Problem to solve: Print all the records below exactly as they stand, but leave out the pictures.

Records supplied:
Content starts

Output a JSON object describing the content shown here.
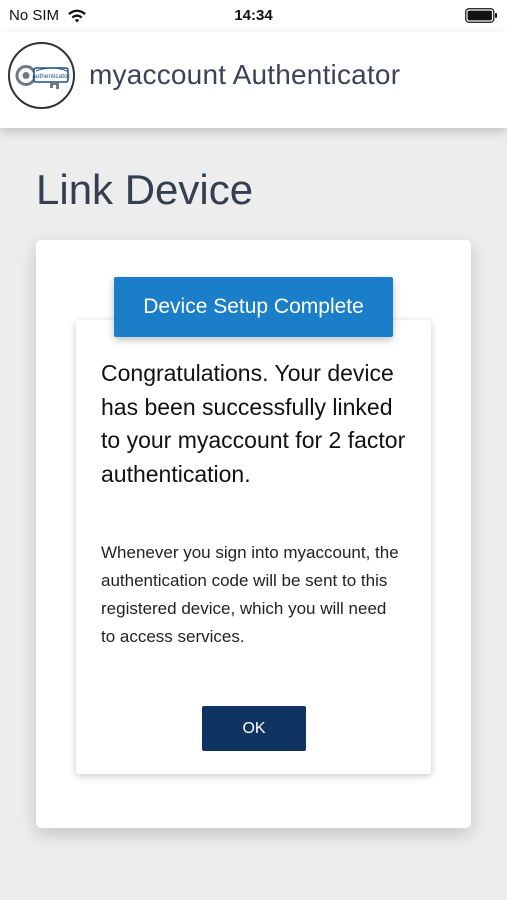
{
  "status_bar": {
    "carrier": "No SIM",
    "time": "14:34",
    "wifi_icon": "wifi-icon",
    "battery_icon": "battery-icon"
  },
  "header": {
    "logo_icon": "authenticator-key-logo",
    "logo_text": "authenticator",
    "title": "myaccount Authenticator"
  },
  "page": {
    "title": "Link Device"
  },
  "dialog": {
    "header": "Device Setup Complete",
    "heading": "Congratulations. Your device has been successfully linked to your myaccount for 2 factor authentication.",
    "body": "Whenever you sign into myaccount, the authentication code will be sent to this registered device, which you will need to access services.",
    "ok_label": "OK"
  },
  "colors": {
    "accent": "#1a7ec9",
    "button": "#0f3461",
    "title_text": "#34404f",
    "background": "#ededed"
  }
}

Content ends

Written reply:
Output a JSON object describing the content shown here.
{
  "status_bar": {
    "carrier": "No SIM",
    "time": "14:34",
    "wifi_icon": "wifi-icon",
    "battery_icon": "battery-icon"
  },
  "header": {
    "logo_icon": "authenticator-key-logo",
    "logo_text": "authenticator",
    "title": "myaccount Authenticator"
  },
  "page": {
    "title": "Link Device"
  },
  "dialog": {
    "header": "Device Setup Complete",
    "heading": "Congratulations. Your device has been successfully linked to your myaccount for 2 factor authentication.",
    "body": "Whenever you sign into myaccount, the authentication code will be sent to this registered device, which you will need to access services.",
    "ok_label": "OK"
  },
  "colors": {
    "accent": "#1a7ec9",
    "button": "#0f3461",
    "title_text": "#34404f",
    "background": "#ededed"
  }
}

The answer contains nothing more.